▸ Data for the task:
━━━━━━━━
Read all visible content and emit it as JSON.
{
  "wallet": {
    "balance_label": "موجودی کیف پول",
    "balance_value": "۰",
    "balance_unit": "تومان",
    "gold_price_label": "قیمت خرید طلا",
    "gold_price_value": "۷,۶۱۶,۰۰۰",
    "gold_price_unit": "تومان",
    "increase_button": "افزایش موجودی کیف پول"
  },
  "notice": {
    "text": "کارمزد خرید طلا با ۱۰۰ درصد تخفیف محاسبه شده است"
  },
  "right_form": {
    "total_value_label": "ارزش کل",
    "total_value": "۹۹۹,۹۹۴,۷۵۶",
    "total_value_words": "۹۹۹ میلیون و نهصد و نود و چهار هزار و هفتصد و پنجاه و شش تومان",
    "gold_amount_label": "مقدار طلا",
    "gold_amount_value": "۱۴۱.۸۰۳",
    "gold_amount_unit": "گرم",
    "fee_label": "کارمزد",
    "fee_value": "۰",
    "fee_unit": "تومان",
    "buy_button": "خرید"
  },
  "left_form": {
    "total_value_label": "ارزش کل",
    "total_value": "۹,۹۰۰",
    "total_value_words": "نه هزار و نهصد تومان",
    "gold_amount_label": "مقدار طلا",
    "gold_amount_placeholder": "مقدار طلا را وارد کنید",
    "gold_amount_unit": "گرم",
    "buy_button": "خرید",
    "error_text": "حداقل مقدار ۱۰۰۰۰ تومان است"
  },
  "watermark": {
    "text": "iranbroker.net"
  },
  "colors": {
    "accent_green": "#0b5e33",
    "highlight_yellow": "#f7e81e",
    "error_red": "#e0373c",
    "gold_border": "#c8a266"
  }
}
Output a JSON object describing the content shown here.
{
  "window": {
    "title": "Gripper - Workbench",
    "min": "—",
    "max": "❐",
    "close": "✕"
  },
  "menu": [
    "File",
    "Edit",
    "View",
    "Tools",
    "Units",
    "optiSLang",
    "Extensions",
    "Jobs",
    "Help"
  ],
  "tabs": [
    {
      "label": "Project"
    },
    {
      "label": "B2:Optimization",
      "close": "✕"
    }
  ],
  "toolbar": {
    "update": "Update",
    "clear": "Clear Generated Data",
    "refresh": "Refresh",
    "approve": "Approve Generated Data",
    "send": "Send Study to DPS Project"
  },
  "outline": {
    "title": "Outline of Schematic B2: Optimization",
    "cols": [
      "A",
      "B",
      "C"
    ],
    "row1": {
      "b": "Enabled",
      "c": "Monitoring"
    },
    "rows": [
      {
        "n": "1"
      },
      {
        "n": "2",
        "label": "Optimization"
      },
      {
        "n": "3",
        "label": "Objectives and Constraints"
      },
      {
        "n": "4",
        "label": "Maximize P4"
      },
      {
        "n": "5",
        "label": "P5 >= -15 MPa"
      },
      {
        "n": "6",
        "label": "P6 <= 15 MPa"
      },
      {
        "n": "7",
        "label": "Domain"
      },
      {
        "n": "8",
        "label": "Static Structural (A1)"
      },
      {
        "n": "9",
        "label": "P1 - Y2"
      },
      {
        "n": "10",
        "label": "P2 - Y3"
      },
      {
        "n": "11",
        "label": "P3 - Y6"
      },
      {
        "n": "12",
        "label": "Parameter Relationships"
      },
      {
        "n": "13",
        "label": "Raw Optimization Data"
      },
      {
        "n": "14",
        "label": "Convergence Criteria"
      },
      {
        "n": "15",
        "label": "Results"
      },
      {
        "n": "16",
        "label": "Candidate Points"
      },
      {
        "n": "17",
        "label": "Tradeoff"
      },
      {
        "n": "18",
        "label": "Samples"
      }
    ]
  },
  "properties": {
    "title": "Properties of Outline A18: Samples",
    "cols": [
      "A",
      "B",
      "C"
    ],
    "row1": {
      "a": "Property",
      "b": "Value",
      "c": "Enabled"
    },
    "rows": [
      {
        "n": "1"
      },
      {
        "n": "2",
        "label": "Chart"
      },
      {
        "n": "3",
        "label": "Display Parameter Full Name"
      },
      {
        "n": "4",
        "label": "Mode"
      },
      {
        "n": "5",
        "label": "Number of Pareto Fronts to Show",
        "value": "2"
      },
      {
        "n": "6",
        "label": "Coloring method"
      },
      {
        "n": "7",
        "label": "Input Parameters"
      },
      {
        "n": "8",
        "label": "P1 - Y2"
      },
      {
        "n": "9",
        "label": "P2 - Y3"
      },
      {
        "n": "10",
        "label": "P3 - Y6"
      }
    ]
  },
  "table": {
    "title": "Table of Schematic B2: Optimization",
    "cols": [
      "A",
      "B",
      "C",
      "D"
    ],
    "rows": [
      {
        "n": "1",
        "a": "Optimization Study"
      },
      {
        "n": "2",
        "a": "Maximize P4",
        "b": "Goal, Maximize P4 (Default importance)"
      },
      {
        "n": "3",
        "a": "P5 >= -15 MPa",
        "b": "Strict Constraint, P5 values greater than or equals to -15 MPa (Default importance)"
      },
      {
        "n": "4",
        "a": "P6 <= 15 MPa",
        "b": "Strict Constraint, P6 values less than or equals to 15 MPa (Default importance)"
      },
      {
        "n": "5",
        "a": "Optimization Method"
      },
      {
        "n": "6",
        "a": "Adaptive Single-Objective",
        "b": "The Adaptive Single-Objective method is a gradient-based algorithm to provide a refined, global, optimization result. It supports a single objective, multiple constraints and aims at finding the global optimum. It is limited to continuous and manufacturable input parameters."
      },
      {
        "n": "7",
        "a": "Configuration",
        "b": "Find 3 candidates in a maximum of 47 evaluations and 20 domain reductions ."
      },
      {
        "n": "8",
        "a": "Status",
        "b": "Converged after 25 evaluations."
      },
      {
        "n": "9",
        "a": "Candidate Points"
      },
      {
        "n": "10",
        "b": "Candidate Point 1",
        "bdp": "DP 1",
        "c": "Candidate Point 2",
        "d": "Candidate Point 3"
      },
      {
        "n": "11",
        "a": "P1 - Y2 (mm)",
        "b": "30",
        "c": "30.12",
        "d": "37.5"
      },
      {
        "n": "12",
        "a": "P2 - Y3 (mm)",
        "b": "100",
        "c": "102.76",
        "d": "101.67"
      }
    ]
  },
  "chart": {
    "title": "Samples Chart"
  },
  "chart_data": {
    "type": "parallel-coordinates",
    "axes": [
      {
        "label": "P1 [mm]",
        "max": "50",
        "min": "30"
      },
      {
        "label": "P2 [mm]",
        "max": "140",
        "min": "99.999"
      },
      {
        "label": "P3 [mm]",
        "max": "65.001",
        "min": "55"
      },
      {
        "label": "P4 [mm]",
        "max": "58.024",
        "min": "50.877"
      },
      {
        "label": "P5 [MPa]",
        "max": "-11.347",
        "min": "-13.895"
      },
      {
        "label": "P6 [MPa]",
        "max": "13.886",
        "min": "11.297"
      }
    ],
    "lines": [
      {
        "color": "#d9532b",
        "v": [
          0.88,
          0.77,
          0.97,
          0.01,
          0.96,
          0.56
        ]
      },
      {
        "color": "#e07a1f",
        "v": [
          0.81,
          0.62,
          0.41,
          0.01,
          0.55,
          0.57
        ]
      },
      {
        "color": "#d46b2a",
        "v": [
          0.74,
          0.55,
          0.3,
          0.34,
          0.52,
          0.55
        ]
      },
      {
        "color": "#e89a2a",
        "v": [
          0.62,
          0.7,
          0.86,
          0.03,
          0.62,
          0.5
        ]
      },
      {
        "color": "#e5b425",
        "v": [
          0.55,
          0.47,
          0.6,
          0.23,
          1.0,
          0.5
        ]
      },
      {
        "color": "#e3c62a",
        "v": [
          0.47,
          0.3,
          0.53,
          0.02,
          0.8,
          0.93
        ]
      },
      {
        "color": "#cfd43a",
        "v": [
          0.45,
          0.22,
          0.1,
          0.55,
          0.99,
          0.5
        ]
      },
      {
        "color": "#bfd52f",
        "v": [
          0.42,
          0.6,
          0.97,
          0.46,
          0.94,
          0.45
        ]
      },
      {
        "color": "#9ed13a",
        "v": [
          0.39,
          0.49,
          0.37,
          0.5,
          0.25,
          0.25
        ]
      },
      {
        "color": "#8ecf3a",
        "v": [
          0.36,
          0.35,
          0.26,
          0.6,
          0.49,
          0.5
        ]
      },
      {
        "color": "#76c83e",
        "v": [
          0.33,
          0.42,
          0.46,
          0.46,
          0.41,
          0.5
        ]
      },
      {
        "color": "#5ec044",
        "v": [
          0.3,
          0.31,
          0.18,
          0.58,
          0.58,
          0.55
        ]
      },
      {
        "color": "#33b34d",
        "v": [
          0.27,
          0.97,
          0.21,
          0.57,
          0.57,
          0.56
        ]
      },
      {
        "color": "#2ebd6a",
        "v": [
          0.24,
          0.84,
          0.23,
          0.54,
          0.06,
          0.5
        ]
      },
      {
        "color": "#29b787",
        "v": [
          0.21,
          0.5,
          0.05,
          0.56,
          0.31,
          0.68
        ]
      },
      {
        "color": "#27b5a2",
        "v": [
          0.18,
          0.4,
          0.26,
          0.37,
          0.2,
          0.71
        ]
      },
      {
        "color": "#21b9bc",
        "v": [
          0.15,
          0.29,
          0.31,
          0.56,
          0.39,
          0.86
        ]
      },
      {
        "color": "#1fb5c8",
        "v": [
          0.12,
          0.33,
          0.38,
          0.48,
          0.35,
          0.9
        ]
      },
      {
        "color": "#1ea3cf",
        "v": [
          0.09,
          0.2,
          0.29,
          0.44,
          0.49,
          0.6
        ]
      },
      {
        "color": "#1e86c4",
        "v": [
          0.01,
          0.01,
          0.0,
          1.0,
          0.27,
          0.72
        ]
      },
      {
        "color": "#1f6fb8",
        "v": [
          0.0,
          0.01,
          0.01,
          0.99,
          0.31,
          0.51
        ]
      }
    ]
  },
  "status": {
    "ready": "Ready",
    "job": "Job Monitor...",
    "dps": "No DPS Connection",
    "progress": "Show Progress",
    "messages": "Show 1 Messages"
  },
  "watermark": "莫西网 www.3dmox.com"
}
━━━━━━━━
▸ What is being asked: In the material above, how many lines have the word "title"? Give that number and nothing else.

▸ Solution: 5